A whopping 64 percent of Australians think the Australian flag should be changed according to a poll which concluded yesterday. Which of these six Australian flag options would you select if we were to see it happen?
Western Sydney University surveyed 8,140 people on six flag designs for Australia in the lead up to Australia Day and the flag that was most widely supported was the design called the Southern Horizon.
“Australia has never had a truly democratic process to choose a national flag.

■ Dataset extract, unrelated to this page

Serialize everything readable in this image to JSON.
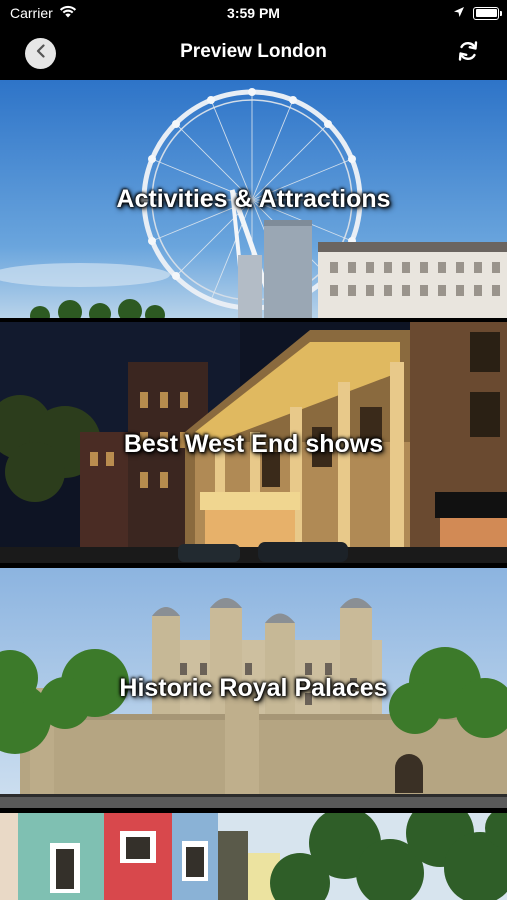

The 1901 competition for a flag of government — not a national flag — required a British element and British approval,” Dr Jones said.
“The response to this survey shows a proper national conversation on the Australian flag and a democratic vote is long overdue,” said Benjamin T Jones from the University of Western Sydney, the man behind the survey process.
The Southern Horizon returned a whopping 31 percent of the attention from 6,427 respondents, not too dissimilar to the other most popular option, the flag called the Reconciliation Flag which raised a 28 percent of the vote.
The satisfaction with the other four flags was much lower, with the Eureka flag returning 15%, the Golden Wattle 12%, the Sporting flag 7 percent and the Southern Cross flag at 6 percent.
Dr Jones oversaw the survey at the university and commented to the media that respondents fell into two categories: those who wanted a neutral design with a link to the current flag, and those who wanted a flag that recognised Australia’s Indigenous heritage.
“In many of the comments [from supporters of the Reconciliation Flag], an Indigenous element was an absolute must,” he is reported as saying to the ABC.
“But there were many who said it must be a neutral flag, inclusive of all ethnicities.”
Mr Jones has called our flag, which was adopted in 1901 and adapted in 1908, outdated.
“We no longer take to battles needing a flag, it’s more on sporting occasions … and to distinguish ourselves at international meetings.
“It’s still a powerful signal with a lot of relevance … but we’ve come an incredibly long way, and in some senses, it is the flag of the old British Empire.”
The flags that Dr Jones surveyed on have been released puboisly by different groups in recent years, and all have some kind of community support.